SEOUL, April 20 (Korea Bizwire) – A recent study by the mental health experts at the Catholic University of Korea Seoul St. Mary’s Hospital revealed that high cholesterol levels can lead to higher risks of suicide and depression, particularly among middle-aged men and women between 45 and 64 years of age.
Based on the 2014 national health and nutrition data of 2,055 male and 2,894 female adults, the team examined four different cholesterol indices in subjects – total cholesterol, neutral fats, HDL cholesterol, and LDL cholesterol – and their risk of depression and suicide.
The results showed that middle-aged individuals with higher cholesterol levels were up to 1.43 times more likely to suffer from depression compared to those with healthy numbers.
This was particularly true for neutral fats, as subjects with higher than 150mg/dl (normal level) of neutral fats were 2.2 times more likely to suffer from depression and had a 3.7 times higher frequency of suicidal thoughts.
Although the team was not able to unveil the exact relationship between cholesterol and mental disorders, it suggested that HDL cholesterol can inhibit the body’s anti-inflammatory response, which may contribute to depression; patients with the condition usually have higher HDL cholesterol levels that those without, the team said.

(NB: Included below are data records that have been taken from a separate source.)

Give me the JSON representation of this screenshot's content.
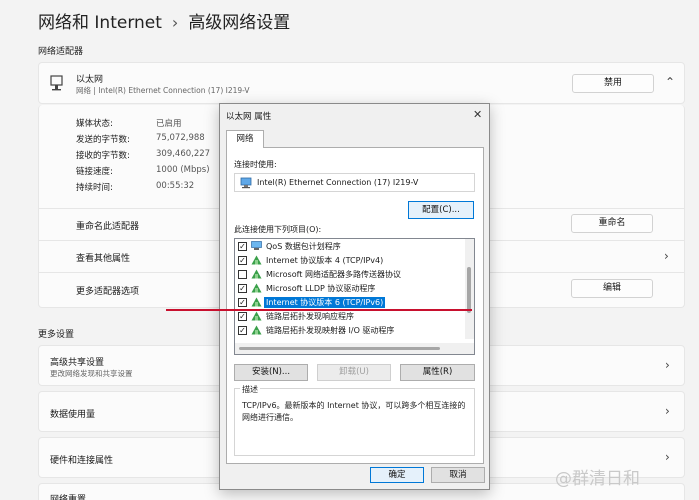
{
  "breadcrumb": {
    "parent": "网络和 Internet",
    "separator": "›",
    "current": "高级网络设置"
  },
  "adapters_section": {
    "label": "网络适配器",
    "adapter": {
      "name": "以太网",
      "desc": "网络 | Intel(R) Ethernet Connection (17) I219-V",
      "disable_label": "禁用",
      "properties": [
        {
          "label": "媒体状态:",
          "value": "已启用"
        },
        {
          "label": "发送的字节数:",
          "value": "75,072,988"
        },
        {
          "label": "接收的字节数:",
          "value": "309,460,227"
        },
        {
          "label": "链接速度:",
          "value": "1000 (Mbps)"
        },
        {
          "label": "持续时间:",
          "value": "00:55:32"
        }
      ],
      "rename_row": "重命名此适配器",
      "rename_button": "重命名",
      "more_props_row": "查看其他属性",
      "more_options_row": "更多适配器选项",
      "edit_button": "编辑"
    }
  },
  "more_settings": {
    "label": "更多设置",
    "sharing": {
      "title": "高级共享设置",
      "subtitle": "更改网络发现和共享设置"
    },
    "data_usage": "数据使用量",
    "hardware": "硬件和连接属性",
    "network_reset": "网络重置"
  },
  "dialog": {
    "title": "以太网 属性",
    "close": "✕",
    "tab": "网络",
    "connect_using_label": "连接时使用:",
    "device": "Intel(R) Ethernet Connection (17) I219-V",
    "configure_button": "配置(C)...",
    "items_label": "此连接使用下列项目(O):",
    "items": [
      {
        "checked": true,
        "text": "QoS 数据包计划程序",
        "icon": "qos-icon"
      },
      {
        "checked": true,
        "text": "Internet 协议版本 4 (TCP/IPv4)",
        "icon": "protocol-icon"
      },
      {
        "checked": false,
        "text": "Microsoft 网络适配器多路传送器协议",
        "icon": "protocol-icon"
      },
      {
        "checked": true,
        "text": "Microsoft LLDP 协议驱动程序",
        "icon": "protocol-icon"
      },
      {
        "checked": true,
        "text": "Internet 协议版本 6 (TCP/IPv6)",
        "icon": "protocol-icon",
        "selected": true
      },
      {
        "checked": true,
        "text": "链路层拓扑发现响应程序",
        "icon": "protocol-icon"
      },
      {
        "checked": true,
        "text": "链路层拓扑发现映射器 I/O 驱动程序",
        "icon": "protocol-icon"
      }
    ],
    "install_button": "安装(N)...",
    "uninstall_button": "卸载(U)",
    "properties_button": "属性(R)",
    "description_label": "描述",
    "description": "TCP/IPv6。最新版本的 Internet 协议，可以跨多个相互连接的网络进行通信。",
    "ok_button": "确定",
    "cancel_button": "取消"
  },
  "watermark": "@群清日和",
  "colors": {
    "accent": "#0078d7",
    "annotation_line": "#c8102e"
  }
}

“The significance of our findings is that we discovered the correlation between psychological disorders and cholesterol from a large group of subjects,” said professor Kim Tae-suk, who led the study. “Our study shows that maintaining healthy cholesterol levels is equally as important for mental health as it is for preventing physical illnesses like cardiovascular and cerebrovascular diseases.”
The complete study was published in the April edition of the Journal of Affective Disorders.
By Lina Jang (firstname.lastname@example.org)